▶ **Given entries**
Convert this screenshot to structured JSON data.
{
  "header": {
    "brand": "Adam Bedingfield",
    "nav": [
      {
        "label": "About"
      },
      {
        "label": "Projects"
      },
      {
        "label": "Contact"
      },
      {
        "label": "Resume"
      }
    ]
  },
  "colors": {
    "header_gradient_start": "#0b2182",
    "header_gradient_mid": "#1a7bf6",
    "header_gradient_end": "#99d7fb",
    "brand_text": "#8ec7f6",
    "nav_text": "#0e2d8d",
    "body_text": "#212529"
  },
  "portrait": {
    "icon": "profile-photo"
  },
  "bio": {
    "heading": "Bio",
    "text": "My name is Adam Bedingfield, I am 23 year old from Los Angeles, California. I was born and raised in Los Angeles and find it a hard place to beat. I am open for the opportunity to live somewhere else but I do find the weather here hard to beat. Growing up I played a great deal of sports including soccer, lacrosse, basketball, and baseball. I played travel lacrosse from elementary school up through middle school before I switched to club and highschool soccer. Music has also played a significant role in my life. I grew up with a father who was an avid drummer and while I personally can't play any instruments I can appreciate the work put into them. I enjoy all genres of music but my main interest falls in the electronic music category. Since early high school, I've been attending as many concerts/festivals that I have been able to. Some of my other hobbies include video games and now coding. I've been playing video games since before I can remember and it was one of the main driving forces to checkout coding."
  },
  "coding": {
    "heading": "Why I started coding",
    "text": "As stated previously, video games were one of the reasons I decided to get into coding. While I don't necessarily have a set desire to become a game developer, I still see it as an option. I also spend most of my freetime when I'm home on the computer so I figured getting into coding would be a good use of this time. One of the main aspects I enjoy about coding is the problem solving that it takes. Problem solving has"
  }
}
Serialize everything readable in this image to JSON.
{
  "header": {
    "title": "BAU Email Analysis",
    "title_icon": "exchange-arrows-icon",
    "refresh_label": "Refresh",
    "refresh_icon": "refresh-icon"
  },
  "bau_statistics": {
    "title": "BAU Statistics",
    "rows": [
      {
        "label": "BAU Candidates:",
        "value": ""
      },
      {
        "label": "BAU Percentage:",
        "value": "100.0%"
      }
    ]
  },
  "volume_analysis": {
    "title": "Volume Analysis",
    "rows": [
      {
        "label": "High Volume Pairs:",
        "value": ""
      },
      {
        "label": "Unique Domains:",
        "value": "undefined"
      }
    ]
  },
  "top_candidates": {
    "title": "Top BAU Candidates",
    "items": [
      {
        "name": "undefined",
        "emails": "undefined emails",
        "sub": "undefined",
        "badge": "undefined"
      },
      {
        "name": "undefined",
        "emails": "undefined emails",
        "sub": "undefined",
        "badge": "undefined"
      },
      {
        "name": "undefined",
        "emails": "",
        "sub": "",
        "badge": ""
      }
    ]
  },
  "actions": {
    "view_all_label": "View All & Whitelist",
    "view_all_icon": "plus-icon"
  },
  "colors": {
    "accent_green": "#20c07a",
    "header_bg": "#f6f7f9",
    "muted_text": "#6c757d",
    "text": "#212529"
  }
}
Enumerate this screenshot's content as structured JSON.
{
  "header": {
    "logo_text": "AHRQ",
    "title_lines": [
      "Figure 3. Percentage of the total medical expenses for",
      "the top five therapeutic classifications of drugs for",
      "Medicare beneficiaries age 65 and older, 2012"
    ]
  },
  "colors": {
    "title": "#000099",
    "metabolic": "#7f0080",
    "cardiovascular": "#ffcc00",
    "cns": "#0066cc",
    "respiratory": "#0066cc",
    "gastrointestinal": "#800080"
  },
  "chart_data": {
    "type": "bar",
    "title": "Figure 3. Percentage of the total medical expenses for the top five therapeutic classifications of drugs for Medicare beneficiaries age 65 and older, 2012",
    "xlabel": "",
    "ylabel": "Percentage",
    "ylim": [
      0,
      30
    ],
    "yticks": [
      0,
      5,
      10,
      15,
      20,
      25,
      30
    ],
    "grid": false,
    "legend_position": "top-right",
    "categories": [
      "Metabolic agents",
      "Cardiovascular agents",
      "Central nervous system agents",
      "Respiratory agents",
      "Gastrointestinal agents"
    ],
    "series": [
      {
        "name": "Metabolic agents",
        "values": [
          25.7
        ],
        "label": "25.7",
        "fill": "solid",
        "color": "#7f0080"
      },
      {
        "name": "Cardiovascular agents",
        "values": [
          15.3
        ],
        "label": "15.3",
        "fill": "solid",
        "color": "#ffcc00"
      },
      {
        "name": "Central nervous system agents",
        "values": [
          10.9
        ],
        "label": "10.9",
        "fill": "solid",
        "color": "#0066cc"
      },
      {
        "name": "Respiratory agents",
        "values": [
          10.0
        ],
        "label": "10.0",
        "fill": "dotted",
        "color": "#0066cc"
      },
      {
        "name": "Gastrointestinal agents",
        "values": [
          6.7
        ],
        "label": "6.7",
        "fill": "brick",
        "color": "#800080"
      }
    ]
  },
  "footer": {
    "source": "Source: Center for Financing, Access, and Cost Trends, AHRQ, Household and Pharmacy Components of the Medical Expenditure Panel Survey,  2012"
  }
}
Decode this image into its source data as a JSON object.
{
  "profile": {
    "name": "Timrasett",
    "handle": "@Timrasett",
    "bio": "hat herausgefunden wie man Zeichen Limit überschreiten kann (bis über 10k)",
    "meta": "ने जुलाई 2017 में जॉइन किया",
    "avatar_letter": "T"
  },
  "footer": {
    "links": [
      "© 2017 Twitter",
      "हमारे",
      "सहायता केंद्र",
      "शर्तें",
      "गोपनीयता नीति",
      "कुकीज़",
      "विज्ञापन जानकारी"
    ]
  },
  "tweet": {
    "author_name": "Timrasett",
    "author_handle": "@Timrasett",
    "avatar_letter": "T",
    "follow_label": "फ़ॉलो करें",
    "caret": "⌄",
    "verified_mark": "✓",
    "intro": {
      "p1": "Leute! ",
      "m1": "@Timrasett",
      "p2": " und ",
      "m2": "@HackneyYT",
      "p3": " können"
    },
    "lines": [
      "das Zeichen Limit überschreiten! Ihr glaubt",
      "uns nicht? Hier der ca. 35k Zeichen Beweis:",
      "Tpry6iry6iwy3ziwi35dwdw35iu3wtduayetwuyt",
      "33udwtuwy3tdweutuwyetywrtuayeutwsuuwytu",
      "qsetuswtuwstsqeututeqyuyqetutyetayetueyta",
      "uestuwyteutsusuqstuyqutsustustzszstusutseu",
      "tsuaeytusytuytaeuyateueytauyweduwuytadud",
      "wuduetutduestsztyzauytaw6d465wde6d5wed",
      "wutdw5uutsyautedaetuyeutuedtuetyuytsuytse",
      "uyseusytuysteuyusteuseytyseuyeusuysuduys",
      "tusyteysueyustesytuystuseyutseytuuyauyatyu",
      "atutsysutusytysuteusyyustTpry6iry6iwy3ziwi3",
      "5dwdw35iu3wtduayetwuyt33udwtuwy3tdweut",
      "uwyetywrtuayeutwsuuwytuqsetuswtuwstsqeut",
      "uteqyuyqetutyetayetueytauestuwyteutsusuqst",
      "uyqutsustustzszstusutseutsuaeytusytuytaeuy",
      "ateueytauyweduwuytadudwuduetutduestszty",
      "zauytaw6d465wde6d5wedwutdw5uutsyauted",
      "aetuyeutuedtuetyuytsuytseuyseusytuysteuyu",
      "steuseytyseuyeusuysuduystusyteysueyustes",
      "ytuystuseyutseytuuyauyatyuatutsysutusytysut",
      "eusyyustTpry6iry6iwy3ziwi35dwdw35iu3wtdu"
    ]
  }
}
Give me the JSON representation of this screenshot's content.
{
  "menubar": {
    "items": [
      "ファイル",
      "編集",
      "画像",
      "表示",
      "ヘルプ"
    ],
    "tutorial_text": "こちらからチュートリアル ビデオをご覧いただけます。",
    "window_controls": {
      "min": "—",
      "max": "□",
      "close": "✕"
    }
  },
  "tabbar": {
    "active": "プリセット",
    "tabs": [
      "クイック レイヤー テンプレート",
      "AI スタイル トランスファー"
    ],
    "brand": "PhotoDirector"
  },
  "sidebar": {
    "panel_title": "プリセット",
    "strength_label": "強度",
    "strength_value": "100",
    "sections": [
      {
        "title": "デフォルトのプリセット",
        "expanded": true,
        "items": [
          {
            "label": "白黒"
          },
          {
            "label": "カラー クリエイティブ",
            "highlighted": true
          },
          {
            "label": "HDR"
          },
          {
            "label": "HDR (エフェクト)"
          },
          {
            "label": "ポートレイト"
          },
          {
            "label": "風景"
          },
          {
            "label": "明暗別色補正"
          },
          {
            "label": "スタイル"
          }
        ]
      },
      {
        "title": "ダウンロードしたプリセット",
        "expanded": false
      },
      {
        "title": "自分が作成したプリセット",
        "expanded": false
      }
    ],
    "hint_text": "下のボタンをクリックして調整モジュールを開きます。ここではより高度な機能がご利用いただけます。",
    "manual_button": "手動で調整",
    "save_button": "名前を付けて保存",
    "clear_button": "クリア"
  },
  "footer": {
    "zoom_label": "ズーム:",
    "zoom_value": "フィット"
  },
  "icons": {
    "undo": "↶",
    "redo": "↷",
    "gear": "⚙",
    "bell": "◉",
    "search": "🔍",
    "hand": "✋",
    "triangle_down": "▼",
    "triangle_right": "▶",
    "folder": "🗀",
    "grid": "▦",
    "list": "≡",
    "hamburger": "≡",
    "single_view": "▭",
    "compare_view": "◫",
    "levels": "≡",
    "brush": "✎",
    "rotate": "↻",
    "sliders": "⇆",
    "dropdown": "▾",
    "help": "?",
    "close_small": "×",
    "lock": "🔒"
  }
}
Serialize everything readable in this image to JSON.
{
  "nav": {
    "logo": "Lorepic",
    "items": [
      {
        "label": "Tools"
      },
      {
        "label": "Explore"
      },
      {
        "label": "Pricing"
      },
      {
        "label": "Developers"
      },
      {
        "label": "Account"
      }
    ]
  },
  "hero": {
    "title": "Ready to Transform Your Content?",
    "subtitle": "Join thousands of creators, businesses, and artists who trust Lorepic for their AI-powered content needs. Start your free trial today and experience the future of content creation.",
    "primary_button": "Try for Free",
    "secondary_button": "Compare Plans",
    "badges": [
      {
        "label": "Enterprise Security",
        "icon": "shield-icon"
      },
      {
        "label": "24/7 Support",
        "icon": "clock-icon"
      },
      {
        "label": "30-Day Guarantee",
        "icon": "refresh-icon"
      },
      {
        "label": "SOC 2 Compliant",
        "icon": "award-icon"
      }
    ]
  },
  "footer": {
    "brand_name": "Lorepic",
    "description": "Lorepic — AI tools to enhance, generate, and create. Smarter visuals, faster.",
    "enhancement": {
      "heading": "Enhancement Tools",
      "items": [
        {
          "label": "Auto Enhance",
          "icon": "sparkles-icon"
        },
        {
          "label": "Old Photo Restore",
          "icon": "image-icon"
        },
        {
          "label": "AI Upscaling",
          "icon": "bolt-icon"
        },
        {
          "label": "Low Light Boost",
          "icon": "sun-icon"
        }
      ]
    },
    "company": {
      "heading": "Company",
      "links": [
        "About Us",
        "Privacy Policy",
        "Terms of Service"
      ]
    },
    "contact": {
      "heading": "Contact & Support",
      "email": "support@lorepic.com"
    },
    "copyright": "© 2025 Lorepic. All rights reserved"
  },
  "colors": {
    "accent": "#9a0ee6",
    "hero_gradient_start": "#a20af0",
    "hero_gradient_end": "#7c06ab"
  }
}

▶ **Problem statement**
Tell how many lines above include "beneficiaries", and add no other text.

▶ **Exercise output**
2